Required action
Wherever a line in the data holds the word "title", pull that line out.

Records provided

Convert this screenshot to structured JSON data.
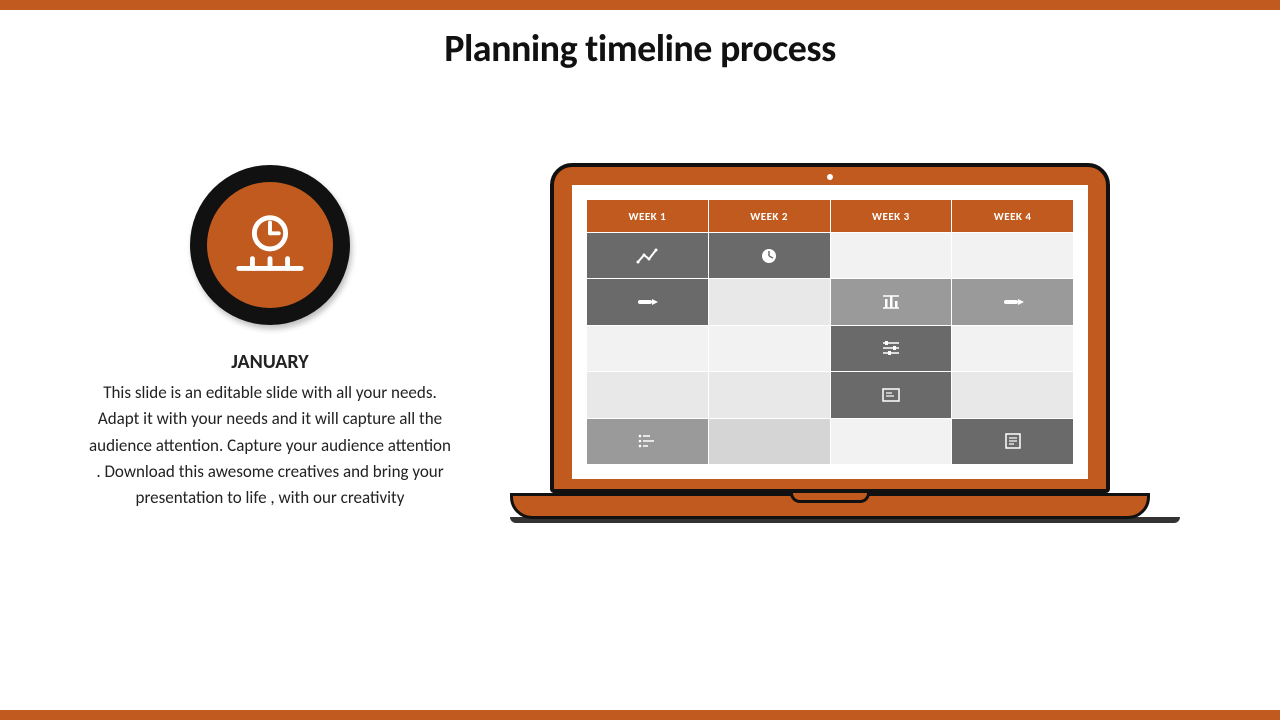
{
  "title": "Planning timeline process",
  "month": "JANUARY",
  "description": "This slide is an editable slide with all your needs. Adapt it with your needs and it will capture all the audience attention. Capture your audience attention . Download this awesome creatives and bring your presentation to life , with our creativity",
  "weeks": [
    "WEEK 1",
    "WEEK 2",
    "WEEK 3",
    "WEEK 4"
  ],
  "grid_rows": [
    [
      {
        "on": true,
        "icon": "trend"
      },
      {
        "on": true,
        "icon": "clock"
      },
      {
        "on": false
      },
      {
        "on": false
      }
    ],
    [
      {
        "on": true,
        "icon": "pen"
      },
      {
        "on": false
      },
      {
        "on": true,
        "light": true,
        "icon": "chart-bars"
      },
      {
        "on": true,
        "light": true,
        "icon": "pen"
      }
    ],
    [
      {
        "on": false
      },
      {
        "on": false
      },
      {
        "on": true,
        "icon": "sliders"
      },
      {
        "on": false
      }
    ],
    [
      {
        "on": false
      },
      {
        "on": false
      },
      {
        "on": true,
        "icon": "panel"
      },
      {
        "on": false
      }
    ],
    [
      {
        "on": true,
        "light": true,
        "icon": "list"
      },
      {
        "on": false,
        "light": true
      },
      {
        "on": false
      },
      {
        "on": true,
        "icon": "document"
      }
    ]
  ],
  "colors": {
    "accent": "#c15a1e",
    "dark": "#111"
  }
}
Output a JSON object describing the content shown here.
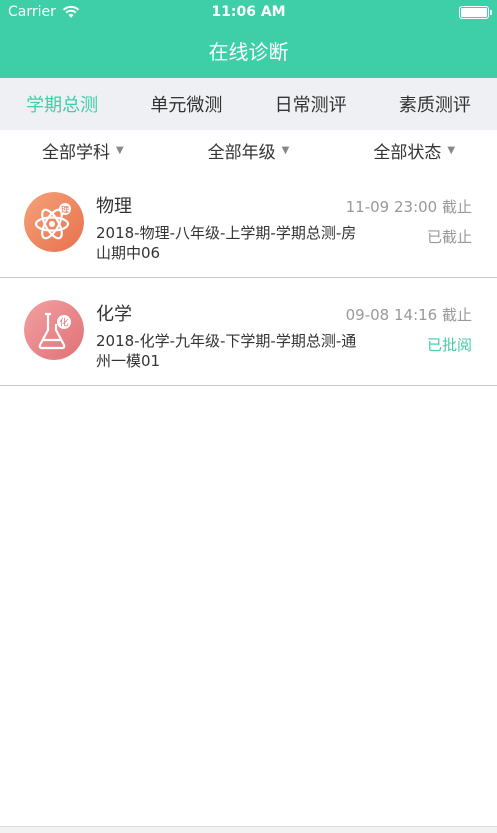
{
  "status_bar": {
    "carrier": "Carrier",
    "time": "11:06 AM"
  },
  "nav": {
    "title": "在线诊断"
  },
  "tabs": [
    {
      "label": "学期总测",
      "active": true
    },
    {
      "label": "单元微测",
      "active": false
    },
    {
      "label": "日常测评",
      "active": false
    },
    {
      "label": "素质测评",
      "active": false
    }
  ],
  "filters": [
    {
      "label": "全部学科"
    },
    {
      "label": "全部年级"
    },
    {
      "label": "全部状态"
    }
  ],
  "items": [
    {
      "subject": "物理",
      "icon": "atom-icon",
      "icon_color": "#f08b63",
      "name": "2018-物理-八年级-上学期-学期总测-房山期中06",
      "deadline": "11-09 23:00 截止",
      "status": "已截止",
      "status_color": "#999999"
    },
    {
      "subject": "化学",
      "icon": "flask-icon",
      "icon_color": "#e9848a",
      "name": "2018-化学-九年级-下学期-学期总测-通州一模01",
      "deadline": "09-08 14:16 截止",
      "status": "已批阅",
      "status_color": "#3fcfa8"
    }
  ],
  "colors": {
    "accent": "#3fcfa8",
    "tab_bar_bg": "#eef0f3"
  }
}
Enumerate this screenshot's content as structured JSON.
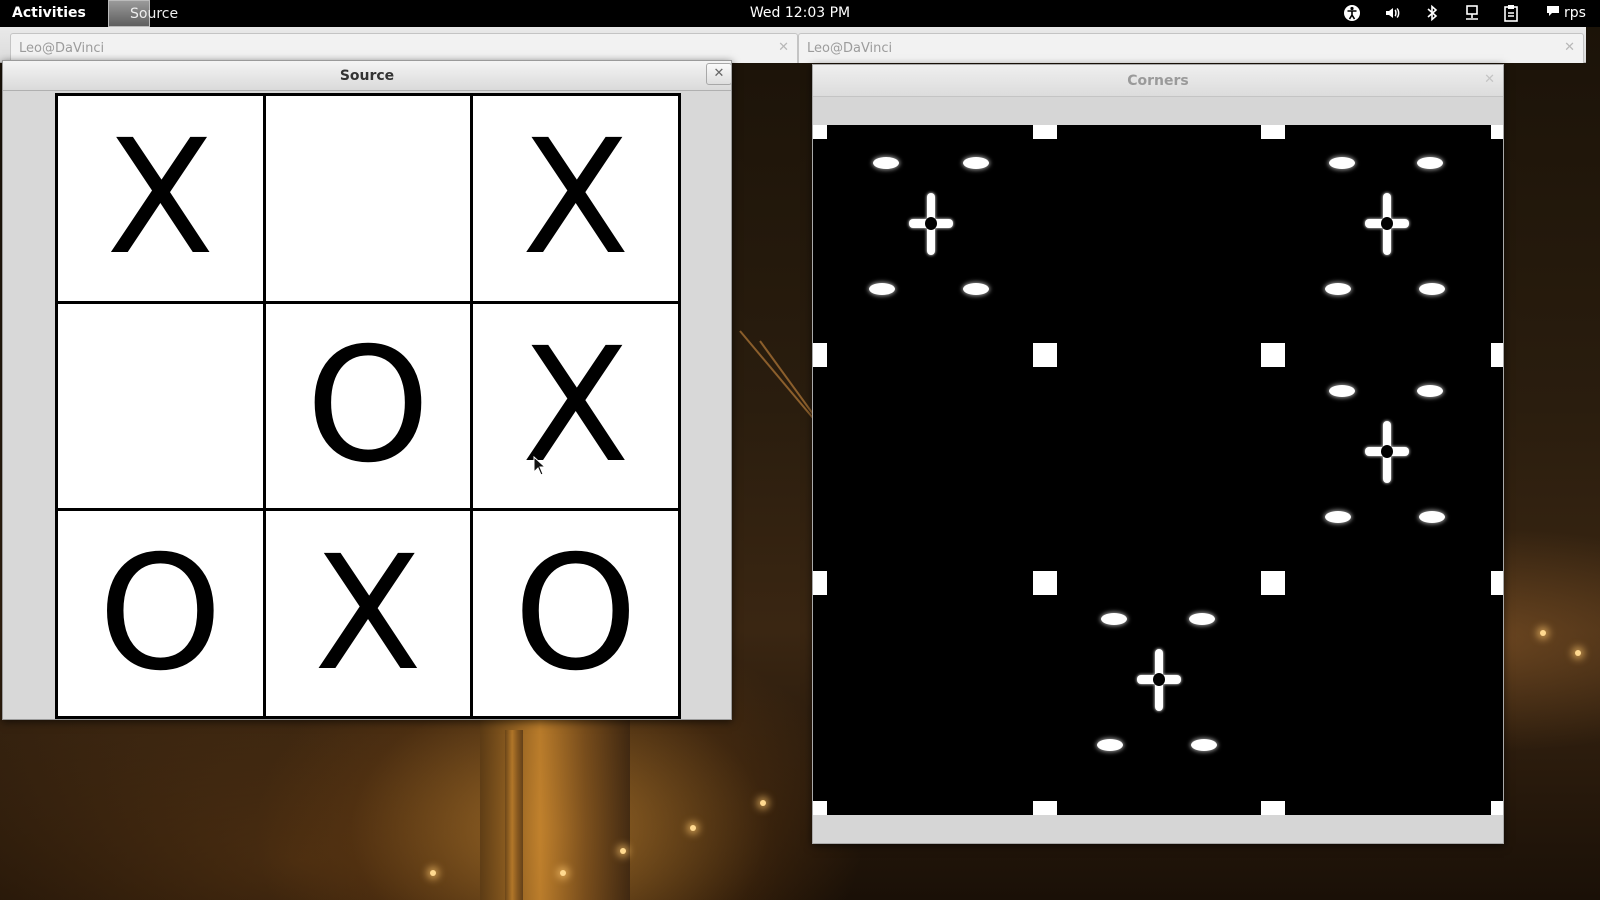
{
  "topbar": {
    "activities_label": "Activities",
    "app_menu_label": "Source",
    "clock": "Wed 12:03 PM",
    "tray_icons": [
      "accessibility-icon",
      "volume-icon",
      "bluetooth-icon",
      "network-icon",
      "clipboard-icon"
    ],
    "user_label": "rps"
  },
  "terminal_tabs": [
    {
      "label": "Leo@DaVinci",
      "close": "✕"
    },
    {
      "label": "Leo@DaVinci",
      "close": "✕"
    }
  ],
  "source_window": {
    "title": "Source",
    "close_glyph": "✕",
    "board": [
      "X",
      "",
      "X",
      "",
      "O",
      "X",
      "O",
      "X",
      "O"
    ]
  },
  "corners_window": {
    "title": "Corners",
    "close_glyph": "✕"
  },
  "colors": {
    "topbar_bg": "#000000",
    "board_line": "#000000",
    "corners_canvas_bg": "#000000",
    "feature_mark": "#ffffff"
  }
}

Answer box
  "title": "Planning timeline process",
    "title": "在线诊断"
    "title": "Source",
    "title": "Corners",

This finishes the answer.